Codeine syrup addiction is a worsening social issue across many countries in Africa. Young people are becoming addicted to the drug as it is more accessible through the common cough syrup available over the counter in pharmacies or in the local supermarket. In Nigeria, lawmakers estimate that within two states in the North, more than three million bottles are consumed daily. In 2017, South Africans are estimated to have spent more than a billion rands in cough syrup.

 As cough syrup is often a go to self-care option for most young children, you may want to consider a cough syrup with Pholcodine as opposed to codeine. Pholcodine is also an opiod which relieves a persistent cough. It is also among the ingredients that classify certain cough syrups as suppressants. These types of syrups are not to be used by people suffering with asthma or other bronchial issues. However, pholcodine, has a lower risk of dependency in comparison to codeine and is being seen as a safer alternative for over the counter cough treatment in regions of the world where it is classified as a class B drug.

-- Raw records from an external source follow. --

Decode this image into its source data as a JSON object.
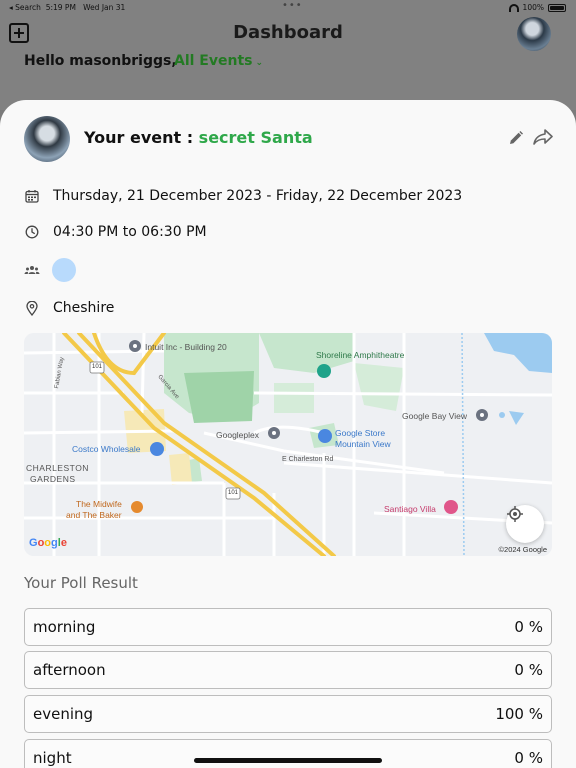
{
  "status_bar": {
    "back_label": "◂ Search",
    "time": "5:19 PM",
    "date": "Wed Jan 31",
    "battery": "100%"
  },
  "header": {
    "title": "Dashboard",
    "greeting": "Hello masonbriggs,",
    "filter": "All Events"
  },
  "event": {
    "prefix": "Your event : ",
    "name": "secret Santa",
    "dates": "Thursday, 21 December 2023 - Friday, 22 December 2023",
    "time": "04:30 PM to 06:30 PM",
    "location": "Cheshire"
  },
  "map": {
    "labels": {
      "intuit": "Intuit Inc - Building 20",
      "shoreline": "Shoreline Amphitheatre",
      "google_bay_view": "Google Bay View",
      "googleplex": "Googleplex",
      "google_store": "Google Store",
      "mountain_view": "Mountain View",
      "costco": "Costco Wholesale",
      "charleston_road": "E Charleston Rd",
      "charleston_gardens_1": "CHARLESTON",
      "charleston_gardens_2": "GARDENS",
      "midwife_1": "The Midwife",
      "midwife_2": "and The Baker",
      "santiago": "Santiago Villa",
      "fabian": "Fabian Way",
      "garcia": "Garcia Ave",
      "hwy_101": "101"
    },
    "logo": "Google",
    "copyright": "©2024 Google"
  },
  "poll": {
    "title": "Your Poll Result",
    "options": [
      {
        "label": "morning",
        "percent": "0 %"
      },
      {
        "label": "afternoon",
        "percent": "0 %"
      },
      {
        "label": "evening",
        "percent": "100 %"
      },
      {
        "label": "night",
        "percent": "0 %"
      }
    ]
  },
  "colors": {
    "accent_green": "#2fa84a",
    "filter_green": "#237a23",
    "attendee_dot": "#b8dafc"
  },
  "icons": [
    "add-icon",
    "avatar",
    "edit-icon",
    "share-icon",
    "calendar-icon",
    "clock-icon",
    "group-icon",
    "location-pin-icon",
    "my-location-icon"
  ]
}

It is important for you to consult with a health professional before you purchase an over the counter treatment. In regards to cough syrups, pholcodine classifies only one of several treatment options available to you depending on your symptoms. Your pharmacist should be the first port of call when making your choice, and they can answer any questions you may have regarding the best self-care treatment for you. They will also be able to alert you as to when you should escalate your care to a doctor or nurse practitioner at your local clinic, emergency room or medical centre. To aid any healthcare professional in your discussion about the options available to you – especially your pharmacist – be clear on your symptoms, the length of time you have been experiencing them, any pre-existing conditions you may have and any other medications you may have been taking.